Mr. Pulliam said he hoped the troop increase offered by President Obama would be enough.
"I would like for him to go ahead and to battle with the Taliban more and more," he said. "I don't care about nation building. The people of Afghanistan have to learn to stand on their own two feet."
Charlie Rosenquist of Tunnel Hill, Ga., is the mother of Spc. Henry Rosenquist, also with C Troop. She said this deployment has been hard on her family, but her son volunteered for the job and she wants his work to be finished.
"They're doing good over there," Mrs. Rosenquist said. "It may be slow, but they're doing it."
She commended the president for committing to the war and not submitting to public pressure to withdraw.
Brian Cottell served two tours in Afghanistan in the Army. He left the Army this summer to spend more time with his family. He said more troops will mean more casualties and, after 8 years, the Afghan people need to show more progress toward handling their own security.
U.S. troop increases will work only if used correctly, he said.
"If they send more troops to hunt and fight the Taliban, then we're going to have more troops dying," Mr. Cottell said. "But if they send more troops over there to train (Afghans), then I think it will be a good thing."
He agreed with Gen. Stanley McChrystal's 12-to-18-month timeline to show significant progress in Afghanistan as a way to measure the effectiveness of a counterinsurgency plan.
"If (the military) doesn't give a timeline, then it's time to pull out," he said.
Senior Master Sgt. Tony Boyd deployed to Afghanistan in 2005 as a detachment of the Chattanooga-based 241st Engineering Installation Squadron with the Tennessee Air National Guard.
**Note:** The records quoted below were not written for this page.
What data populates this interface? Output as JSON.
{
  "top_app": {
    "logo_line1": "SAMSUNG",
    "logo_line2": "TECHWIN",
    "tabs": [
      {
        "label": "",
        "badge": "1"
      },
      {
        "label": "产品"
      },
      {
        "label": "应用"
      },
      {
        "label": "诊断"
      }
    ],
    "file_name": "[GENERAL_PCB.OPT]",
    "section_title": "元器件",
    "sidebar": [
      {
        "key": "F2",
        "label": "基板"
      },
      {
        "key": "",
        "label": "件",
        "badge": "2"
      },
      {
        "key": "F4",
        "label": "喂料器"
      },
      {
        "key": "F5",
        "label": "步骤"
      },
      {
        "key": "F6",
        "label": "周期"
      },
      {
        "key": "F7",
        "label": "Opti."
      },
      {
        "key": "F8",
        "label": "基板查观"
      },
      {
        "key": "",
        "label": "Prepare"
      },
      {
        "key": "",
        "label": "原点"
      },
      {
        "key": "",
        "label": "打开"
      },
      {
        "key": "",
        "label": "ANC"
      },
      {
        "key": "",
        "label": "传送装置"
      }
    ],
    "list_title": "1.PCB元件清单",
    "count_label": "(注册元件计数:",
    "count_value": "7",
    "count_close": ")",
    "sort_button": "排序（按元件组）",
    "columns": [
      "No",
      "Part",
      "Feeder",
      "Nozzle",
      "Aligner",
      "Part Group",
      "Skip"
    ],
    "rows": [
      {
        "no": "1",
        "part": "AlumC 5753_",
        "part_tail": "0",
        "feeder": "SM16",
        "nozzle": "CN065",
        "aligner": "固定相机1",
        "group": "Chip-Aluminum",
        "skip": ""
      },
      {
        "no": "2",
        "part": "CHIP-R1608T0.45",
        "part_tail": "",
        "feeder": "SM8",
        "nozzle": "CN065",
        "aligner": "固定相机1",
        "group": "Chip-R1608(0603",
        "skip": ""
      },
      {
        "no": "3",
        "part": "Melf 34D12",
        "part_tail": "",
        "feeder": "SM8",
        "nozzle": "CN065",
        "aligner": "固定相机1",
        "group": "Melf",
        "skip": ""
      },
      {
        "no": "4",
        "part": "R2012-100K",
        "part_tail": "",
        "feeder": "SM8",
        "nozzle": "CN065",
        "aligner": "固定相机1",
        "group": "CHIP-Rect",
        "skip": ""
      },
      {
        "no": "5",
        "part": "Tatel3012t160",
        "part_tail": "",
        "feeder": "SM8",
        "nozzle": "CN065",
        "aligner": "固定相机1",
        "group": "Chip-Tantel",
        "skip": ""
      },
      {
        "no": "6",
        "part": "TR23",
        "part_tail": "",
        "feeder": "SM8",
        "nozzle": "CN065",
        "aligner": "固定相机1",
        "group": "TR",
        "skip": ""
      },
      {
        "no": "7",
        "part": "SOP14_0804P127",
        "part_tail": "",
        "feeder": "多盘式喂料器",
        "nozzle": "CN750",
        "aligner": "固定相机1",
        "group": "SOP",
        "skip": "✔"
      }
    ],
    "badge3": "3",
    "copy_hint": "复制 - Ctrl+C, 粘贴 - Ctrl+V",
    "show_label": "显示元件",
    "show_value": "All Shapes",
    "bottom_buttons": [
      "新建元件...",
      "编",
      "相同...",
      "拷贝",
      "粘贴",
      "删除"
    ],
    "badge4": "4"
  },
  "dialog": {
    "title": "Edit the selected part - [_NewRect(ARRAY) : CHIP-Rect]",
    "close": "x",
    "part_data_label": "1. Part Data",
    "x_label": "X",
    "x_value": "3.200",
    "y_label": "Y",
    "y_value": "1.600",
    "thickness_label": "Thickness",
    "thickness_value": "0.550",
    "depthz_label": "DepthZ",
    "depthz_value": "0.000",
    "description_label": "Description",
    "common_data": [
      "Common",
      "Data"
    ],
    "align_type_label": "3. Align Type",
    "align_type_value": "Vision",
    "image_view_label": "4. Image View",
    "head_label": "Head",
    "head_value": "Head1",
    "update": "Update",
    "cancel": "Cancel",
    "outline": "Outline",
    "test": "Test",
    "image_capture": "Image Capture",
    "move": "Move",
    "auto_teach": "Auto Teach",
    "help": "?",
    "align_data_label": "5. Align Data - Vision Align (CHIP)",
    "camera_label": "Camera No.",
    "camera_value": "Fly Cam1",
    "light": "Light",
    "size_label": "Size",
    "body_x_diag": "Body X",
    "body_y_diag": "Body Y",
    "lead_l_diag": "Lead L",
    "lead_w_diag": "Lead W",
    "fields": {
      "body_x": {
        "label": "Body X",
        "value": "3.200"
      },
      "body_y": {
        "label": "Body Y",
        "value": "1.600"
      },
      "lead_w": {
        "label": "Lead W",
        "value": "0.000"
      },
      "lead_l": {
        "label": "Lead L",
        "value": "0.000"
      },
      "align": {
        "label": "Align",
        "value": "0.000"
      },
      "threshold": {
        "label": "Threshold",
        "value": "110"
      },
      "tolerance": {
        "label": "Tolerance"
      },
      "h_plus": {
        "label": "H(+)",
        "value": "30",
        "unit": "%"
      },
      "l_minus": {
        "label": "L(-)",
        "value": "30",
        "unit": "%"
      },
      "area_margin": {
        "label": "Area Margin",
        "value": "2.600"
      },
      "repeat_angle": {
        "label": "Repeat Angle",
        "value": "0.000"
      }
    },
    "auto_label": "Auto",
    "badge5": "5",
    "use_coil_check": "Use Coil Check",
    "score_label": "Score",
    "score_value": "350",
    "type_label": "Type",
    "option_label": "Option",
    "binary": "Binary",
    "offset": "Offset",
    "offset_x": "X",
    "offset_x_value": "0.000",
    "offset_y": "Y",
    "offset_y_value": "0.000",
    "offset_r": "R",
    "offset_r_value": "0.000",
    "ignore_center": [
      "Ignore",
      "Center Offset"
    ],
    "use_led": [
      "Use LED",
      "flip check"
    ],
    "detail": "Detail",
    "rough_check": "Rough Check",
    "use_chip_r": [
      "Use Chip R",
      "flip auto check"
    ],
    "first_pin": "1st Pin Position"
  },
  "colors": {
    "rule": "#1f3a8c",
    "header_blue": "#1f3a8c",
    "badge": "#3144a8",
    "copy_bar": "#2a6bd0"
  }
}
"I certainly would like to see us go and finish our work there," he said.